_About this task:_ Without including any images, output the listing below exactly.
★ ★ ★ ★ ★ ★ ★
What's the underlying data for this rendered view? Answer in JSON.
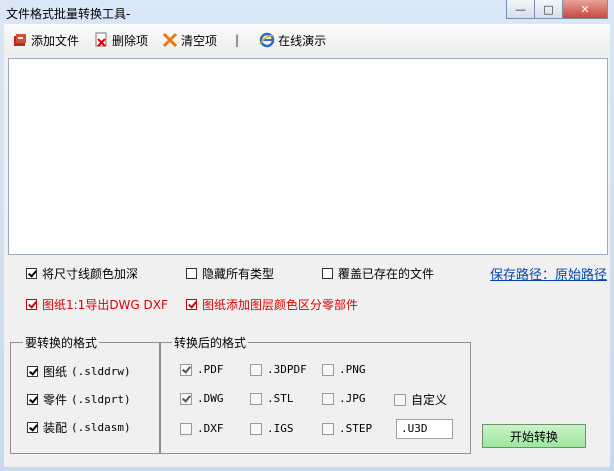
{
  "window": {
    "title": "文件格式批量转换工具-"
  },
  "toolbar": {
    "add_file": "添加文件",
    "delete_item": "删除项",
    "clear_items": "清空项",
    "separator": "|",
    "online_demo": "在线演示"
  },
  "options": {
    "dimension_color": {
      "label": "将尺寸线颜色加深",
      "checked": true
    },
    "hide_types": {
      "label": "隐藏所有类型",
      "checked": false
    },
    "overwrite": {
      "label": "覆盖已存在的文件",
      "checked": false
    },
    "save_path": "保存路径：原始路径",
    "export_dwg": {
      "label": "图纸1:1导出DWG DXF",
      "checked": true
    },
    "layer_colors": {
      "label": "图纸添加图层颜色区分零部件",
      "checked": true
    }
  },
  "source_formats": {
    "title": "要转换的格式",
    "items": [
      {
        "name": "图纸",
        "ext": "(.slddrw)",
        "checked": true
      },
      {
        "name": "零件",
        "ext": "(.sldprt)",
        "checked": true
      },
      {
        "name": "装配",
        "ext": "(.sldasm)",
        "checked": true
      }
    ]
  },
  "target_formats": {
    "title": "转换后的格式",
    "items": [
      {
        "label": ".PDF",
        "checked": true
      },
      {
        "label": ".3DPDF",
        "checked": false
      },
      {
        "label": ".PNG",
        "checked": false
      },
      {
        "label": ".DWG",
        "checked": true
      },
      {
        "label": ".STL",
        "checked": false
      },
      {
        "label": ".JPG",
        "checked": false
      },
      {
        "label": "自定义",
        "checked": false
      },
      {
        "label": ".DXF",
        "checked": false
      },
      {
        "label": ".IGS",
        "checked": false
      },
      {
        "label": ".STEP",
        "checked": false
      }
    ],
    "custom_value": ".U3D"
  },
  "start_button": "开始转换",
  "colors": {
    "accent_red": "#e00000",
    "link_blue": "#0645ad",
    "start_green": "#a8eaa8"
  }
}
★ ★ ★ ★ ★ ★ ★
_Answer to this problem:_
What's the underlying data for this rendered view? Answer in JSON.
{
  "window": {
    "title": "文件格式批量转换工具-"
  },
  "toolbar": {
    "add_file": "添加文件",
    "delete_item": "删除项",
    "clear_items": "清空项",
    "separator": "|",
    "online_demo": "在线演示"
  },
  "options": {
    "dimension_color": {
      "label": "将尺寸线颜色加深",
      "checked": true
    },
    "hide_types": {
      "label": "隐藏所有类型",
      "checked": false
    },
    "overwrite": {
      "label": "覆盖已存在的文件",
      "checked": false
    },
    "save_path": "保存路径：原始路径",
    "export_dwg": {
      "label": "图纸1:1导出DWG DXF",
      "checked": true
    },
    "layer_colors": {
      "label": "图纸添加图层颜色区分零部件",
      "checked": true
    }
  },
  "source_formats": {
    "title": "要转换的格式",
    "items": [
      {
        "name": "图纸",
        "ext": "(.slddrw)",
        "checked": true
      },
      {
        "name": "零件",
        "ext": "(.sldprt)",
        "checked": true
      },
      {
        "name": "装配",
        "ext": "(.sldasm)",
        "checked": true
      }
    ]
  },
  "target_formats": {
    "title": "转换后的格式",
    "items": [
      {
        "label": ".PDF",
        "checked": true
      },
      {
        "label": ".3DPDF",
        "checked": false
      },
      {
        "label": ".PNG",
        "checked": false
      },
      {
        "label": ".DWG",
        "checked": true
      },
      {
        "label": ".STL",
        "checked": false
      },
      {
        "label": ".JPG",
        "checked": false
      },
      {
        "label": "自定义",
        "checked": false
      },
      {
        "label": ".DXF",
        "checked": false
      },
      {
        "label": ".IGS",
        "checked": false
      },
      {
        "label": ".STEP",
        "checked": false
      }
    ],
    "custom_value": ".U3D"
  },
  "start_button": "开始转换",
  "colors": {
    "accent_red": "#e00000",
    "link_blue": "#0645ad",
    "start_green": "#a8eaa8"
  }
}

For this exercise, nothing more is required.